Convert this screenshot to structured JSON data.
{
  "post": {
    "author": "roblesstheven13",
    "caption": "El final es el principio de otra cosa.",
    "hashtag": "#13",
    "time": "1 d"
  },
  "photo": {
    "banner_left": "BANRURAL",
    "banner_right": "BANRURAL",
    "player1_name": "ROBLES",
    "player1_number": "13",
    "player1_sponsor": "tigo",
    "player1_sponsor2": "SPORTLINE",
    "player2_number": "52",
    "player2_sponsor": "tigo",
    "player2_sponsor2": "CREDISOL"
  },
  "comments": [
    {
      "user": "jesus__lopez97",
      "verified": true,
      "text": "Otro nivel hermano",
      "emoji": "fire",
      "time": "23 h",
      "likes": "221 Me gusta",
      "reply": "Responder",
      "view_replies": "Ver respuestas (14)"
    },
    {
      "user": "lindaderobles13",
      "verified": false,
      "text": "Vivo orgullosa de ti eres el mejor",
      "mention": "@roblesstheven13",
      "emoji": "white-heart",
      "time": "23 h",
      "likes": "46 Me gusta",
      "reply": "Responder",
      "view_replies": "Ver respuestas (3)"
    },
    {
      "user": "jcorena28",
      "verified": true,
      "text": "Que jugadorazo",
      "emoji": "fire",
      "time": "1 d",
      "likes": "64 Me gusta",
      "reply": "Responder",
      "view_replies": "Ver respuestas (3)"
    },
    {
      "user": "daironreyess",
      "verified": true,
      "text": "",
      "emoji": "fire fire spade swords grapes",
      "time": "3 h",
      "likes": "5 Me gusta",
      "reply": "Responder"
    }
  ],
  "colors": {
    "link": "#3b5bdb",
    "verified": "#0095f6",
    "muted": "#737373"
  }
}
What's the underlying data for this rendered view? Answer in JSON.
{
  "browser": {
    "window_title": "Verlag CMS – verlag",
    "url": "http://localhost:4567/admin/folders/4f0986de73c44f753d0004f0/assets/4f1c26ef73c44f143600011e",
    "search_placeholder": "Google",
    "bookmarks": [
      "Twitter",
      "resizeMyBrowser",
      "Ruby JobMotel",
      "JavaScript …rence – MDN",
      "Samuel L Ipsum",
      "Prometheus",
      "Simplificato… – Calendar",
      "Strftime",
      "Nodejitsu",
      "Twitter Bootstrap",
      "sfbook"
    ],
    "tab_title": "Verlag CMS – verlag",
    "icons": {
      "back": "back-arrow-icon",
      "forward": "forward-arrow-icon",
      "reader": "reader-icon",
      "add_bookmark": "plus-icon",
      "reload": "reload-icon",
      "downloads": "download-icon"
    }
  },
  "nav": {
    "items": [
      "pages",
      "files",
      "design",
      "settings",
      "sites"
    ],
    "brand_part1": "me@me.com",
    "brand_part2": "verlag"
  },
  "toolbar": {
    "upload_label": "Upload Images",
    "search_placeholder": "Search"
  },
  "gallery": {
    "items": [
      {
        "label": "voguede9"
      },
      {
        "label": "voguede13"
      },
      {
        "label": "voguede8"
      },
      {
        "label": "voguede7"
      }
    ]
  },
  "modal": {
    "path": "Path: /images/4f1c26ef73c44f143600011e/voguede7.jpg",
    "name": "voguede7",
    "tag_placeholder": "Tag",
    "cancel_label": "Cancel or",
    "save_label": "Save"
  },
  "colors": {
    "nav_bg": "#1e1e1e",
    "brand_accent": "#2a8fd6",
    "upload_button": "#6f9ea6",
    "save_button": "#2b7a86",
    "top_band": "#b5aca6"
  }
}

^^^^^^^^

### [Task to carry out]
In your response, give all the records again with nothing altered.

### [Response below]
Convert this screenshot to structured JSON data.
{
  "post": {
    "author": "roblesstheven13",
    "caption": "El final es el principio de otra cosa.",
    "hashtag": "#13",
    "time": "1 d"
  },
  "photo": {
    "banner_left": "BANRURAL",
    "banner_right": "BANRURAL",
    "player1_name": "ROBLES",
    "player1_number": "13",
    "player1_sponsor": "tigo",
    "player1_sponsor2": "SPORTLINE",
    "player2_number": "52",
    "player2_sponsor": "tigo",
    "player2_sponsor2": "CREDISOL"
  },
  "comments": [
    {
      "user": "jesus__lopez97",
      "verified": true,
      "text": "Otro nivel hermano",
      "emoji": "fire",
      "time": "23 h",
      "likes": "221 Me gusta",
      "reply": "Responder",
      "view_replies": "Ver respuestas (14)"
    },
    {
      "user": "lindaderobles13",
      "verified": false,
      "text": "Vivo orgullosa de ti eres el mejor",
      "mention": "@roblesstheven13",
      "emoji": "white-heart",
      "time": "23 h",
      "likes": "46 Me gusta",
      "reply": "Responder",
      "view_replies": "Ver respuestas (3)"
    },
    {
      "user": "jcorena28",
      "verified": true,
      "text": "Que jugadorazo",
      "emoji": "fire",
      "time": "1 d",
      "likes": "64 Me gusta",
      "reply": "Responder",
      "view_replies": "Ver respuestas (3)"
    },
    {
      "user": "daironreyess",
      "verified": true,
      "text": "",
      "emoji": "fire fire spade swords grapes",
      "time": "3 h",
      "likes": "5 Me gusta",
      "reply": "Responder"
    }
  ],
  "colors": {
    "link": "#3b5bdb",
    "verified": "#0095f6",
    "muted": "#737373"
  }
}
What's the underlying data for this rendered view? Answer in JSON.
{
  "browser": {
    "window_title": "Verlag CMS – verlag",
    "url": "http://localhost:4567/admin/folders/4f0986de73c44f753d0004f0/assets/4f1c26ef73c44f143600011e",
    "search_placeholder": "Google",
    "bookmarks": [
      "Twitter",
      "resizeMyBrowser",
      "Ruby JobMotel",
      "JavaScript …rence – MDN",
      "Samuel L Ipsum",
      "Prometheus",
      "Simplificato… – Calendar",
      "Strftime",
      "Nodejitsu",
      "Twitter Bootstrap",
      "sfbook"
    ],
    "tab_title": "Verlag CMS – verlag",
    "icons": {
      "back": "back-arrow-icon",
      "forward": "forward-arrow-icon",
      "reader": "reader-icon",
      "add_bookmark": "plus-icon",
      "reload": "reload-icon",
      "downloads": "download-icon"
    }
  },
  "nav": {
    "items": [
      "pages",
      "files",
      "design",
      "settings",
      "sites"
    ],
    "brand_part1": "me@me.com",
    "brand_part2": "verlag"
  },
  "toolbar": {
    "upload_label": "Upload Images",
    "search_placeholder": "Search"
  },
  "gallery": {
    "items": [
      {
        "label": "voguede9"
      },
      {
        "label": "voguede13"
      },
      {
        "label": "voguede8"
      },
      {
        "label": "voguede7"
      }
    ]
  },
  "modal": {
    "path": "Path: /images/4f1c26ef73c44f143600011e/voguede7.jpg",
    "name": "voguede7",
    "tag_placeholder": "Tag",
    "cancel_label": "Cancel or",
    "save_label": "Save"
  },
  "colors": {
    "nav_bg": "#1e1e1e",
    "brand_accent": "#2a8fd6",
    "upload_button": "#6f9ea6",
    "save_button": "#2b7a86",
    "top_band": "#b5aca6"
  }
}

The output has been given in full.